(Dataset rows describing interfaces)

★ ★ ★ ★ ★ ★ ★

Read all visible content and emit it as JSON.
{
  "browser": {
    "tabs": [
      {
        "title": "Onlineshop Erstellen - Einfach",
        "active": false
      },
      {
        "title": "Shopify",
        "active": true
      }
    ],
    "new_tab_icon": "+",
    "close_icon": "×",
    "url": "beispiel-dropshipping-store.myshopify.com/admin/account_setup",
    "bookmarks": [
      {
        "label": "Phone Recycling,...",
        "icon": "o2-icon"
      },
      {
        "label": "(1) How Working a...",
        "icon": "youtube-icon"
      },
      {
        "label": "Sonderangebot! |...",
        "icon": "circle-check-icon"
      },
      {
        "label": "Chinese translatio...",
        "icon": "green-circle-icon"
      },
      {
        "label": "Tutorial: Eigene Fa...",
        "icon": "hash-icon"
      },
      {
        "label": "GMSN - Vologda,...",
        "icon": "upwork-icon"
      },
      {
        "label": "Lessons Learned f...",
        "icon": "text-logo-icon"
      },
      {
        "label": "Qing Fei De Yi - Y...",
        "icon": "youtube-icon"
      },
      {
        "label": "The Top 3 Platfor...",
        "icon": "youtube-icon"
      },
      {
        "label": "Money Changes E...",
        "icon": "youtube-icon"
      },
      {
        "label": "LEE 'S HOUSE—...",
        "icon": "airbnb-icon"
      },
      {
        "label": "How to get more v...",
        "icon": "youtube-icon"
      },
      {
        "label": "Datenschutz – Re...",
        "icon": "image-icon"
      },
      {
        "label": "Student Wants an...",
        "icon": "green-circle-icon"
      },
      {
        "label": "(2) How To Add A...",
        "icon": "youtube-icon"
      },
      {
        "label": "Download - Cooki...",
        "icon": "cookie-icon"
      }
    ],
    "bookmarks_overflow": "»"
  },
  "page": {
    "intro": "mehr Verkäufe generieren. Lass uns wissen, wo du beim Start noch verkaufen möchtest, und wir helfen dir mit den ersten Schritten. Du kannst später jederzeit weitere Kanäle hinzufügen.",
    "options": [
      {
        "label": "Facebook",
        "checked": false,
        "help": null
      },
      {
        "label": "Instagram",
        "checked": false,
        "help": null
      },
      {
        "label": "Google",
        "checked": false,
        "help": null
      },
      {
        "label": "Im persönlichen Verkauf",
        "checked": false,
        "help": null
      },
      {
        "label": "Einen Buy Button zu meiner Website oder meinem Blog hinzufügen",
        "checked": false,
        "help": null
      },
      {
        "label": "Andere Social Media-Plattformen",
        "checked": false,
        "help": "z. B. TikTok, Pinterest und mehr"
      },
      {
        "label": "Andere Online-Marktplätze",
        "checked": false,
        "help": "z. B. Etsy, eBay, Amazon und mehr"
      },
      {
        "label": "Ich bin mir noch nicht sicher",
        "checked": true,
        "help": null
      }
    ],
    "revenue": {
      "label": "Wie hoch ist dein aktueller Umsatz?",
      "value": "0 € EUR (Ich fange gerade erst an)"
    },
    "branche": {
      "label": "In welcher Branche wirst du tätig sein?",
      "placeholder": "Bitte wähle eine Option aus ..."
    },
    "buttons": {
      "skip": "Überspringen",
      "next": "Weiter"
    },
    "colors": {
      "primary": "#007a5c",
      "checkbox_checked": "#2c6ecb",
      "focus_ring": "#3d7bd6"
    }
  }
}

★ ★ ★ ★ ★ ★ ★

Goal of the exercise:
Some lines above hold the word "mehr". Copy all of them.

Solution for this problem:
    "intro": "mehr Verkäufe generieren. Lass uns wissen, wo du beim Start noch verkaufen möchtest, und wir helfen dir mit den ersten Schritten. Du kannst später jederzeit weitere Kanäle hinzufügen.",
        "help": "z. B. TikTok, Pinterest und mehr"
        "help": "z. B. Etsy, eBay, Amazon und mehr"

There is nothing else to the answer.